Purpose: This study determined whether returning to the community from a recent hospitalization with unmet activities of daily living (ADL) need was associated with probability of readmission.
Methods: A total of 584 respondents to the 1994, 1999, and/or 2004 National Long-Term Care Surveys (NLTCS) who were hospitalized within 90 days prior to the interview and reported ADL disability at the time of the interview were considered for analysis. Medicare claims linked to the NLTCS provided information about hospital episodes, so those enrolled in Health Maintenance Organizations or Veterans Affairs Medical Centers were not included (n = 62), resulting in a total sample size of 522. ADL disability was defined as needing human help or equipment to complete the task. Unmet ADL need was defined as receiving inadequate or no help for one or more ADL disabilities. Disability that began within 90 days of the interview was considered new disability.
Results: After adjusting for demographic, health, and functioning characteristics, unmet ADL need was associated with increased risk for hospital readmission (HR: 1.37, 95% CI: 1.03-1.82). Risk of readmission was greater for those with unmet need for new disabilities than those with unmet need for disabilities that were present before the index hospitalization (HR: 1.66, 95% CI: 1.01-2.73).

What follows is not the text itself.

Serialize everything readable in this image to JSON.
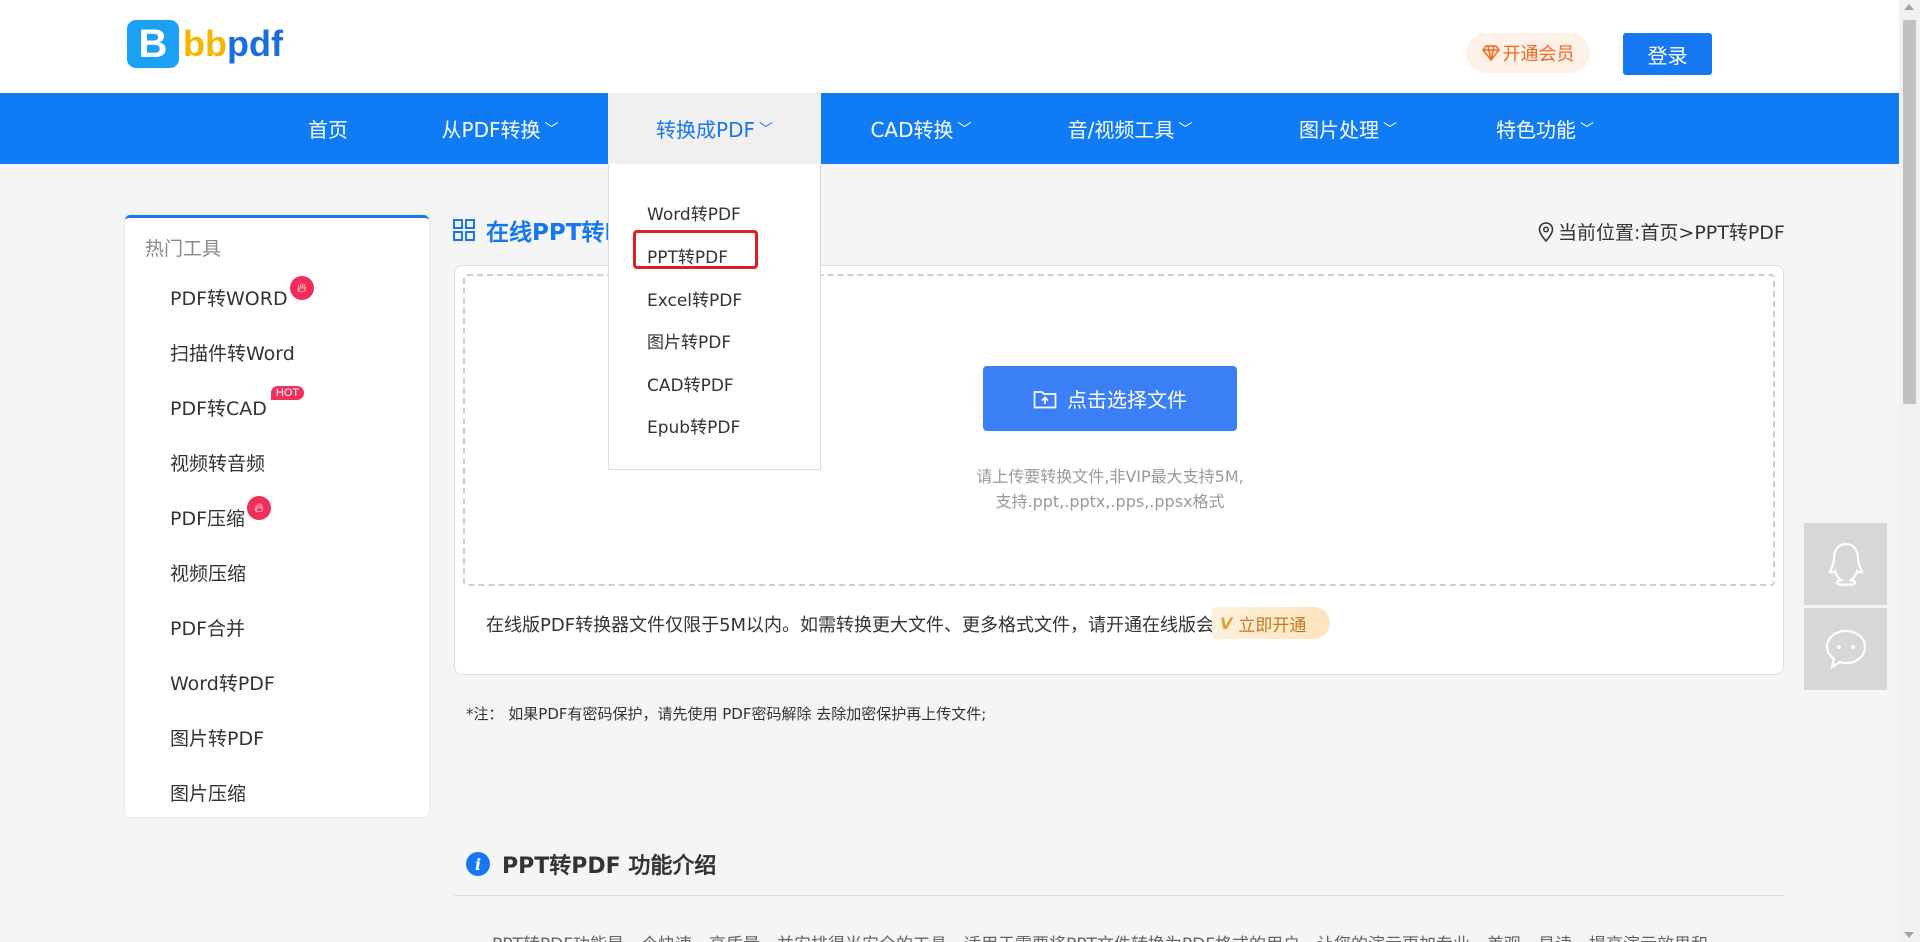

Implications: Many older patients are discharged from the hospital with ADL disability. Those who report unmet need for new ADL disabilities after they return home from the hospital are particularly vulnerable to readmission. Patients' functional needs after discharge should be carefully evaluated and addressed.